(Data entries)
%%
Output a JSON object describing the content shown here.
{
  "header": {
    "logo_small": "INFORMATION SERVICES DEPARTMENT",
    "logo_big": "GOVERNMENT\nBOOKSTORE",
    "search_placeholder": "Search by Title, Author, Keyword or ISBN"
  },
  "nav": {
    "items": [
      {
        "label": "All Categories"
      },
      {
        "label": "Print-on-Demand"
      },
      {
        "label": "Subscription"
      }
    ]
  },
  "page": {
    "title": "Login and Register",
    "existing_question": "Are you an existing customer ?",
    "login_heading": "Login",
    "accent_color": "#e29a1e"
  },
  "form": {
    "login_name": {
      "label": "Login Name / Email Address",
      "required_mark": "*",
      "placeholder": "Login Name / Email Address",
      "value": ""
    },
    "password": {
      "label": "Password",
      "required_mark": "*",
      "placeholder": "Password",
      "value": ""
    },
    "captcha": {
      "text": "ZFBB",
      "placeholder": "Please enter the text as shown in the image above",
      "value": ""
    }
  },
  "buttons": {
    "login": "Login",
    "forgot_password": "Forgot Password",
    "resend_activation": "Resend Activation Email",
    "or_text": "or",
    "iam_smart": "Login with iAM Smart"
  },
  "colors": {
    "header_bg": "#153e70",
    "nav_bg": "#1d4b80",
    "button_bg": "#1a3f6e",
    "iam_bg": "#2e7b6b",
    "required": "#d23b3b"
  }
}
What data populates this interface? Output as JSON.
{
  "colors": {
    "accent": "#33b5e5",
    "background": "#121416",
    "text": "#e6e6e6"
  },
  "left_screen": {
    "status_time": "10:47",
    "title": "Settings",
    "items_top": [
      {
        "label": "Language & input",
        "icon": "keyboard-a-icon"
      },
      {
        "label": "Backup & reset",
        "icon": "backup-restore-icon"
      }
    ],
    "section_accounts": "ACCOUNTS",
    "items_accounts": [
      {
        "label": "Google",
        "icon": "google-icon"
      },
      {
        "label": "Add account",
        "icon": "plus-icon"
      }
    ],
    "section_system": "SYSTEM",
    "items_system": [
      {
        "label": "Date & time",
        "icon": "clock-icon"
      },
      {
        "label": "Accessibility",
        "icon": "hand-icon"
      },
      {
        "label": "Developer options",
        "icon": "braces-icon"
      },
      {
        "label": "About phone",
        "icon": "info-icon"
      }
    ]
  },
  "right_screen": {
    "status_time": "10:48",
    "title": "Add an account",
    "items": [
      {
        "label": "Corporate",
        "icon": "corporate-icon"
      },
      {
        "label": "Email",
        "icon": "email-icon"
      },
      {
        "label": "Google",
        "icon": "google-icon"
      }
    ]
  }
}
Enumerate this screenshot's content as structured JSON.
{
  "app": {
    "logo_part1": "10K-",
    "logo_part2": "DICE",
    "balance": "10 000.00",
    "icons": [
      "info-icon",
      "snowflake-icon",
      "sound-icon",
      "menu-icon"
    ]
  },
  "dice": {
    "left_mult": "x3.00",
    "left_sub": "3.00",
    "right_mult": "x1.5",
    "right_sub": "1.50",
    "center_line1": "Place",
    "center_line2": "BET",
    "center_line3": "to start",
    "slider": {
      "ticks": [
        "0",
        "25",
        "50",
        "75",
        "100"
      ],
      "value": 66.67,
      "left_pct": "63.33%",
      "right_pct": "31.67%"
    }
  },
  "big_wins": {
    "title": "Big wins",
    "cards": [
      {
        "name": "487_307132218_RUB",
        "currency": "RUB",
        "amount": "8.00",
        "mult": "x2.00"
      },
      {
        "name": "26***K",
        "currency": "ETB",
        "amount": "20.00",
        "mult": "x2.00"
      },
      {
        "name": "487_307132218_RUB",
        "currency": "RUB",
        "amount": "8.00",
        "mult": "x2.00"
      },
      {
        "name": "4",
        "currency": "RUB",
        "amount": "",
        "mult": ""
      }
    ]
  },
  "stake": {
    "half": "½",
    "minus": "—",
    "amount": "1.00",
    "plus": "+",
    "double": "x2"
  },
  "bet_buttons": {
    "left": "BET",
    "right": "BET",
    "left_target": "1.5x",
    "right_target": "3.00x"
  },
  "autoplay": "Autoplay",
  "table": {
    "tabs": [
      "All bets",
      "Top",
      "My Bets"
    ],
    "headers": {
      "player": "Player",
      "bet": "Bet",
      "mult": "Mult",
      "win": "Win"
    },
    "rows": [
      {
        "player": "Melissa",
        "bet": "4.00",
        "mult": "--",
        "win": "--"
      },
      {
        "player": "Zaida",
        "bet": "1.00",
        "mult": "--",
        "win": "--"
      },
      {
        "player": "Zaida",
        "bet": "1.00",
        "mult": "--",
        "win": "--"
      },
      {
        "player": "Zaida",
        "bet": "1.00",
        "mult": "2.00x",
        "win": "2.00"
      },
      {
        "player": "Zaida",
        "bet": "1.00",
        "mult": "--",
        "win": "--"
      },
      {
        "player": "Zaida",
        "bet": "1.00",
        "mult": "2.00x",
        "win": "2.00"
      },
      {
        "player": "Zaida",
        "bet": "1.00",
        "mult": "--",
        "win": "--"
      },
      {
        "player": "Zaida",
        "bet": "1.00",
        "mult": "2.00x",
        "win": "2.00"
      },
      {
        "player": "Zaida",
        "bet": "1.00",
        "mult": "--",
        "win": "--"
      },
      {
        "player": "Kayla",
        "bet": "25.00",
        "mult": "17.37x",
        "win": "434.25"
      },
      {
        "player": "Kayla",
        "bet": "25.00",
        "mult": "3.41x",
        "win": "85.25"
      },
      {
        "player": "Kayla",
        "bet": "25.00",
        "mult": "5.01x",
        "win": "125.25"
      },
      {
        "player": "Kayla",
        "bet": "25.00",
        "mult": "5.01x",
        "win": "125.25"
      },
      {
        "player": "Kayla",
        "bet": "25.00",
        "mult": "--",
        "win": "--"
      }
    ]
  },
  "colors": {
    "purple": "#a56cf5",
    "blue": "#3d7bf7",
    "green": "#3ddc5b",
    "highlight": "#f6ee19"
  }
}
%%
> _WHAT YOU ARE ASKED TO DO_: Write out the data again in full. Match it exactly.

> _RESPONSE TO THIS EXERCISE_:
Output a JSON object describing the content shown here.
{
  "header": {
    "logo_small": "INFORMATION SERVICES DEPARTMENT",
    "logo_big": "GOVERNMENT\nBOOKSTORE",
    "search_placeholder": "Search by Title, Author, Keyword or ISBN"
  },
  "nav": {
    "items": [
      {
        "label": "All Categories"
      },
      {
        "label": "Print-on-Demand"
      },
      {
        "label": "Subscription"
      }
    ]
  },
  "page": {
    "title": "Login and Register",
    "existing_question": "Are you an existing customer ?",
    "login_heading": "Login",
    "accent_color": "#e29a1e"
  },
  "form": {
    "login_name": {
      "label": "Login Name / Email Address",
      "required_mark": "*",
      "placeholder": "Login Name / Email Address",
      "value": ""
    },
    "password": {
      "label": "Password",
      "required_mark": "*",
      "placeholder": "Password",
      "value": ""
    },
    "captcha": {
      "text": "ZFBB",
      "placeholder": "Please enter the text as shown in the image above",
      "value": ""
    }
  },
  "buttons": {
    "login": "Login",
    "forgot_password": "Forgot Password",
    "resend_activation": "Resend Activation Email",
    "or_text": "or",
    "iam_smart": "Login with iAM Smart"
  },
  "colors": {
    "header_bg": "#153e70",
    "nav_bg": "#1d4b80",
    "button_bg": "#1a3f6e",
    "iam_bg": "#2e7b6b",
    "required": "#d23b3b"
  }
}
What data populates this interface? Output as JSON.
{
  "colors": {
    "accent": "#33b5e5",
    "background": "#121416",
    "text": "#e6e6e6"
  },
  "left_screen": {
    "status_time": "10:47",
    "title": "Settings",
    "items_top": [
      {
        "label": "Language & input",
        "icon": "keyboard-a-icon"
      },
      {
        "label": "Backup & reset",
        "icon": "backup-restore-icon"
      }
    ],
    "section_accounts": "ACCOUNTS",
    "items_accounts": [
      {
        "label": "Google",
        "icon": "google-icon"
      },
      {
        "label": "Add account",
        "icon": "plus-icon"
      }
    ],
    "section_system": "SYSTEM",
    "items_system": [
      {
        "label": "Date & time",
        "icon": "clock-icon"
      },
      {
        "label": "Accessibility",
        "icon": "hand-icon"
      },
      {
        "label": "Developer options",
        "icon": "braces-icon"
      },
      {
        "label": "About phone",
        "icon": "info-icon"
      }
    ]
  },
  "right_screen": {
    "status_time": "10:48",
    "title": "Add an account",
    "items": [
      {
        "label": "Corporate",
        "icon": "corporate-icon"
      },
      {
        "label": "Email",
        "icon": "email-icon"
      },
      {
        "label": "Google",
        "icon": "google-icon"
      }
    ]
  }
}
Enumerate this screenshot's content as structured JSON.
{
  "app": {
    "logo_part1": "10K-",
    "logo_part2": "DICE",
    "balance": "10 000.00",
    "icons": [
      "info-icon",
      "snowflake-icon",
      "sound-icon",
      "menu-icon"
    ]
  },
  "dice": {
    "left_mult": "x3.00",
    "left_sub": "3.00",
    "right_mult": "x1.5",
    "right_sub": "1.50",
    "center_line1": "Place",
    "center_line2": "BET",
    "center_line3": "to start",
    "slider": {
      "ticks": [
        "0",
        "25",
        "50",
        "75",
        "100"
      ],
      "value": 66.67,
      "left_pct": "63.33%",
      "right_pct": "31.67%"
    }
  },
  "big_wins": {
    "title": "Big wins",
    "cards": [
      {
        "name": "487_307132218_RUB",
        "currency": "RUB",
        "amount": "8.00",
        "mult": "x2.00"
      },
      {
        "name": "26***K",
        "currency": "ETB",
        "amount": "20.00",
        "mult": "x2.00"
      },
      {
        "name": "487_307132218_RUB",
        "currency": "RUB",
        "amount": "8.00",
        "mult": "x2.00"
      },
      {
        "name": "4",
        "currency": "RUB",
        "amount": "",
        "mult": ""
      }
    ]
  },
  "stake": {
    "half": "½",
    "minus": "—",
    "amount": "1.00",
    "plus": "+",
    "double": "x2"
  },
  "bet_buttons": {
    "left": "BET",
    "right": "BET",
    "left_target": "1.5x",
    "right_target": "3.00x"
  },
  "autoplay": "Autoplay",
  "table": {
    "tabs": [
      "All bets",
      "Top",
      "My Bets"
    ],
    "headers": {
      "player": "Player",
      "bet": "Bet",
      "mult": "Mult",
      "win": "Win"
    },
    "rows": [
      {
        "player": "Melissa",
        "bet": "4.00",
        "mult": "--",
        "win": "--"
      },
      {
        "player": "Zaida",
        "bet": "1.00",
        "mult": "--",
        "win": "--"
      },
      {
        "player": "Zaida",
        "bet": "1.00",
        "mult": "--",
        "win": "--"
      },
      {
        "player": "Zaida",
        "bet": "1.00",
        "mult": "2.00x",
        "win": "2.00"
      },
      {
        "player": "Zaida",
        "bet": "1.00",
        "mult": "--",
        "win": "--"
      },
      {
        "player": "Zaida",
        "bet": "1.00",
        "mult": "2.00x",
        "win": "2.00"
      },
      {
        "player": "Zaida",
        "bet": "1.00",
        "mult": "--",
        "win": "--"
      },
      {
        "player": "Zaida",
        "bet": "1.00",
        "mult": "2.00x",
        "win": "2.00"
      },
      {
        "player": "Zaida",
        "bet": "1.00",
        "mult": "--",
        "win": "--"
      },
      {
        "player": "Kayla",
        "bet": "25.00",
        "mult": "17.37x",
        "win": "434.25"
      },
      {
        "player": "Kayla",
        "bet": "25.00",
        "mult": "3.41x",
        "win": "85.25"
      },
      {
        "player": "Kayla",
        "bet": "25.00",
        "mult": "5.01x",
        "win": "125.25"
      },
      {
        "player": "Kayla",
        "bet": "25.00",
        "mult": "5.01x",
        "win": "125.25"
      },
      {
        "player": "Kayla",
        "bet": "25.00",
        "mult": "--",
        "win": "--"
      }
    ]
  },
  "colors": {
    "purple": "#a56cf5",
    "blue": "#3d7bf7",
    "green": "#3ddc5b",
    "highlight": "#f6ee19"
  }
}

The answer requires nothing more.